It would be criminal to discuss the plot of Pedro Almodóvar’s new film, “The Skin I Live In,” in any linear or sensible fashion, for it would ruin the sick joke he’s setting us up for.
The best way to describe it is to lay out the unsettling images and metaphors Almodóvar fills the screen with for about an hour, after which, through assorted flashbacks, he gradually starts to link all the threads.
Vera (Elana Anaya), a waifish young woman in a skin-toned body suit, is being held captive in the expansive, chilly basement of a Spanish mansion presided over by the elderly Marilia (Marisa Paredes). Vera speaks with Marilia only by intercom and receives her food and drink via a dumbwaiter. On this particular morning, she alternately requests a makeup kit with her food—we don’t know why, yet—practices yoga moves, violently rips a set of dresses to shreds, and then tries to kill herself. Marilia’s son, Robert (Antonio Banderas), a brilliant surgeon who is performing transgenesis—against the will of his supervisors—on Vera, rescues her in time, then fixes up her sutures by applying a cut and insect bite-resistant skin.
The doctor, it seems, has a severe Frankenstein complex. For months, he’s been literally rebuilding Vera as a model of perfection, removing any blemishes, any weaknesses, anything human. He’s also envisioning Vera as a virtual replacement to his wife, whose body was burnt from head to toe in a car wreck.
As more mysteries about Robert’s past are unraveled, “The Skin I Live In” turns truly hallucinatory. There’s more fabric ripping and skin cutting. There’s surveillance-style footage of Vera’s feral behavior, as glimpsed through a king-sized digital television in Robert and Marilia’s home. There’s a rape scene in which the predator is dressed in a tiger suit.

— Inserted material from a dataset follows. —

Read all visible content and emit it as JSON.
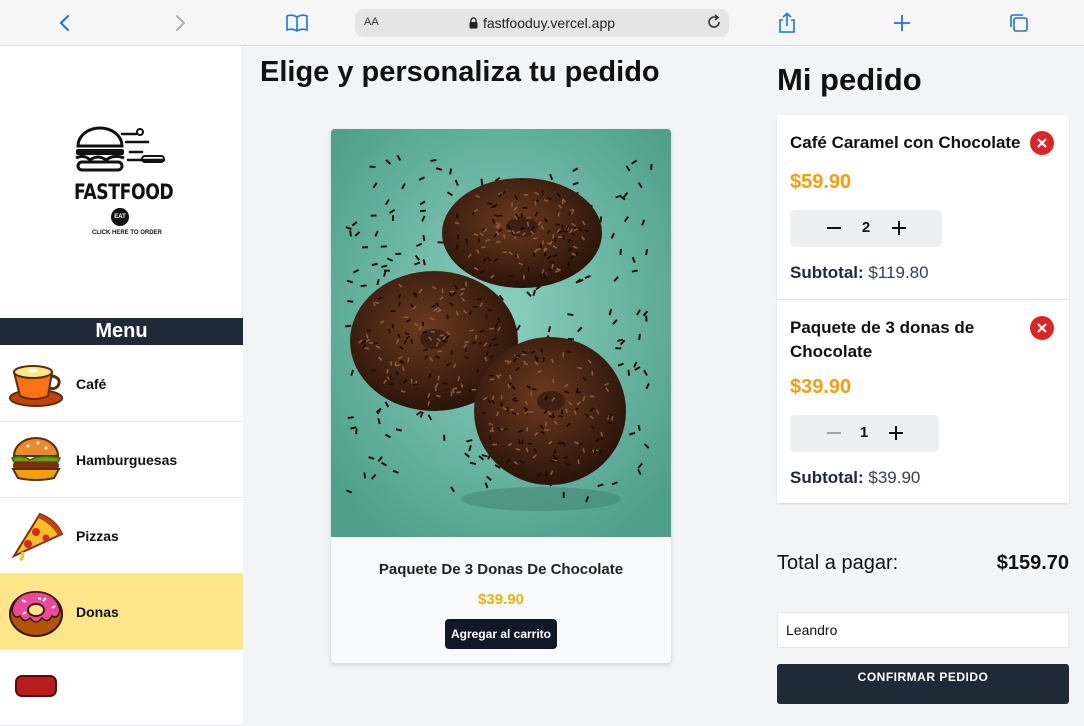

There’s a second biting-and-slapping rape scene in a courtyard, involving Robert’s daughter, Norma (Blanca Suárez) that may or may not be a dream, interspersed with shots of a jazz chanteuse (as if Almodóvar were channeling David Lynch in “Mulholland Drive.”)
In the most disturbing sequence, a clothing store worker (Jan Cornet), is kidnapped, shackled to a chair in a dungeon, starved and stripped (I think in that order).
And just in case you’re getting bored, there are guns and knives and dildos to come.
“The Skin I Live In” reunites Almodóvar with Banderas for the first time since the 1990 farce “Tie me up tie me down,” and it’s a captivatingly aloof role for the normally hot-blooded Banderas. Never before have this actor’s prowling eyes been shot to such hypnotic effect. Even while Almodóvar deliberately keeps the audience in the dark about whether Robert’s insane acts are motivated by lust, revenge or just pure sociopathic tendencies, Banderas lends empathy to even the most loathsome qualities of his character.
Banderas and Anaya make for an alluring on-screen combo. Anaya is a supple, commanding force; her performance is the finest combination of athleticism and derangement since Natalie Portman’s turn in “Black Swan.”
“The Skin I Live In,” based on Thierry Jonquet’s novel “Tarantula,” continues Almodóvar’s obsession with captivity, with powerlessness, with the sick and deranged ways damaged people act on loss, as explored in past outings such as “Tie Me Up! Tie Me Down!” and “Talk to Her.” Cinematographer José Luis Alcaine’s camera is as fascinated with skin as the mad doctor—skin has never looked this lustrous—and Alberto Iglesias’ score, shifting between moody jazz and frantic, sawing violin, adds a lingering aura of menace to the proceedings.
But despite the high gloss, despite the overtones of tragedy, you can sense Almodóvar guffawing at the story’s outrageousness. This is the closest he has ever gotten to camp, and while it’s a kick to see him enjoying himself, you ultimately wish the film’s outcome were a bit less over-the-top.